Jay Beagle and John Carlson practice fighting last year.
After roughing Kris Letang, Jay Beagle was approached by Arron Asham, a known fighter with more than 70 bouts on his rap sheet according to hockeyfights.com. The fight left Jay Beagle apparently knocked out, bleeding on the ice, and requiring help to get up. Asham skated away from the fight and made pro-wrestling-style gestures that could translate as “it’s over, he’s asleep.”
Beagle spit out blood, pulled out a tooth, and retreated to the locker room. As Beagle got up, Asham banged his stick from the penalty box out of respect. Arron and Jay served matching major penalties, Beagle doing so from off ice. Also served by Beagle was the original two-minute penalty for roughing Letang. Asham was not assessed an instigator penalty.
We do not yet know the severity of Jay Beagle’s injury.
On October 13, 2011, In Game Recap, By Peter Hassett
Dennis Wideman celebrates his OTGWG. (Photo credit: Gregory Shamus)
For the third time in three games, the Washington Capitals required extra time to make a decision, and for the third time the Capitals proved themselves the better team. The Pittsburgh Penguins did their best to play a classy game of hockey, but then they realized they’re the Penguins and punked out. Read on and you’ll find out how.

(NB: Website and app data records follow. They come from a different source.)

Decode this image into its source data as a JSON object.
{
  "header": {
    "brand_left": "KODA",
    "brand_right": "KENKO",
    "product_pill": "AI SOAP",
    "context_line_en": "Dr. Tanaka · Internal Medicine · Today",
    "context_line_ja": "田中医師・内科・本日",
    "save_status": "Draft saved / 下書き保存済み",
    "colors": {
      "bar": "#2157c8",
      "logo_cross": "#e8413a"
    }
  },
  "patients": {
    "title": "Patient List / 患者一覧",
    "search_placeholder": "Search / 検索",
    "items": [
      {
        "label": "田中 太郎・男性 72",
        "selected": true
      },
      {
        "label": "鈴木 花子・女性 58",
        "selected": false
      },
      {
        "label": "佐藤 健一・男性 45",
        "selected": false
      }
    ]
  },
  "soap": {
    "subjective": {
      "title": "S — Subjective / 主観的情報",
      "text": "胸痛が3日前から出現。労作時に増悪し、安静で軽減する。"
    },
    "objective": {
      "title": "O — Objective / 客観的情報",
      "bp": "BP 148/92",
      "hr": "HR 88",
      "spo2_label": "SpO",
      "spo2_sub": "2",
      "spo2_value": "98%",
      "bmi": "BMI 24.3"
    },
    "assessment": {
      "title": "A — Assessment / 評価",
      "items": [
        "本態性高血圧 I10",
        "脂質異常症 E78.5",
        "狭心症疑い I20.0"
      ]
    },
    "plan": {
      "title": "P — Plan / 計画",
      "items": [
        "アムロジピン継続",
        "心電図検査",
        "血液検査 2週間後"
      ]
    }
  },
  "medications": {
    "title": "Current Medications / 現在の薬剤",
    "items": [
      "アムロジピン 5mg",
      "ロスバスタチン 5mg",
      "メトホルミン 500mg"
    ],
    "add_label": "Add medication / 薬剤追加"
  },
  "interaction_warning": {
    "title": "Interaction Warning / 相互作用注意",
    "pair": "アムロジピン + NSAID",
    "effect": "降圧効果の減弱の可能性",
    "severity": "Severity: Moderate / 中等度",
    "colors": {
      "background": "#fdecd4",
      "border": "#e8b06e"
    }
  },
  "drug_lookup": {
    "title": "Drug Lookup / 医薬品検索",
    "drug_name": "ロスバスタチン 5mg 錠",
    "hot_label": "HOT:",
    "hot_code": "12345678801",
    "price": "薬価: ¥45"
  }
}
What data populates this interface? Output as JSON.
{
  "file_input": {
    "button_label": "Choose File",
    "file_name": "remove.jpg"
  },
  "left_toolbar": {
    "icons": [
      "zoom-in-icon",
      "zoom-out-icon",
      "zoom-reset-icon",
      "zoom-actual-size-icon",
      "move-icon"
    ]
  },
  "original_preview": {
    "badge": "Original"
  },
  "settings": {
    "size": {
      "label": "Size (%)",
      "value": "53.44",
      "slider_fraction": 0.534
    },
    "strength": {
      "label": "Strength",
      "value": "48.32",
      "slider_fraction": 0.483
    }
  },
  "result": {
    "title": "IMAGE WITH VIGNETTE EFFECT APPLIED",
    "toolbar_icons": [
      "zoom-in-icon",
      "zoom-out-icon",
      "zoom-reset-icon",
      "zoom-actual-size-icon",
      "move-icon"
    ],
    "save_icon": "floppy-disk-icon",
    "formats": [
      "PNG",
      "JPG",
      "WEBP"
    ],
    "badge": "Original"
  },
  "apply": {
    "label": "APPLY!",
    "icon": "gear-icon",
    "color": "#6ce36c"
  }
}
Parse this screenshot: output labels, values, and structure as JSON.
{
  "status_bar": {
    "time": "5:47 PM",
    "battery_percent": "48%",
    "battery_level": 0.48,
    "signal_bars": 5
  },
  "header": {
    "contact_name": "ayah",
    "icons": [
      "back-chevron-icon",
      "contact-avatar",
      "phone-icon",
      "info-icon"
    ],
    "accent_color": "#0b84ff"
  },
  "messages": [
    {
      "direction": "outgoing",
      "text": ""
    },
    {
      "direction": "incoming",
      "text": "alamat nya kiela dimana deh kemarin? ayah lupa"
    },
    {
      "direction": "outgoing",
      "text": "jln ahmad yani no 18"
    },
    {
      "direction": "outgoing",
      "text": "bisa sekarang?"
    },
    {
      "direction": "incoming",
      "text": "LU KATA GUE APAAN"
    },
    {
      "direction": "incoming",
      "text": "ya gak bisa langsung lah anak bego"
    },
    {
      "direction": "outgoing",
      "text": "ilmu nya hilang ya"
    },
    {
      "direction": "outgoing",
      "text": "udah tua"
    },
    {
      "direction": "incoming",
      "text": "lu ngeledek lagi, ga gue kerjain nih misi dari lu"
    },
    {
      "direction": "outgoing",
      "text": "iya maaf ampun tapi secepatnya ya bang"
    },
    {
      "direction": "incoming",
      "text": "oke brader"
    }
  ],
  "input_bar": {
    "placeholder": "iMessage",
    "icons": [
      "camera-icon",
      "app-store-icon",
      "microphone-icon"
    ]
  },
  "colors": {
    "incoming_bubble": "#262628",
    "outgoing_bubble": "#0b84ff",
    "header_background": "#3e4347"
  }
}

James Neal was wide open to take a wide pass and make it 1-0 on the game’s first shot. Mike Knuble worked hard to kanoob the puck to tie it back up. Alex Ovechkin deflected a Mike Green shot that required a review to be called a goal. On a late power play, Malkin found Neal with a cross-ice pass to tie it up. Into OT and on the power play, Dennis Wideman put enough stank on the puck to evade Johnson. Caps beat Pens 3-2 (OT).
Not all goals are created equal. A team scoring first has almost twice the win percentage of a team that trails first, while scoring an empty net goal almost always means the game was out of reach. But what about all the goals scored in between? Of all those goals that a player scores, how many contribute to victories and how vitally do they contribute?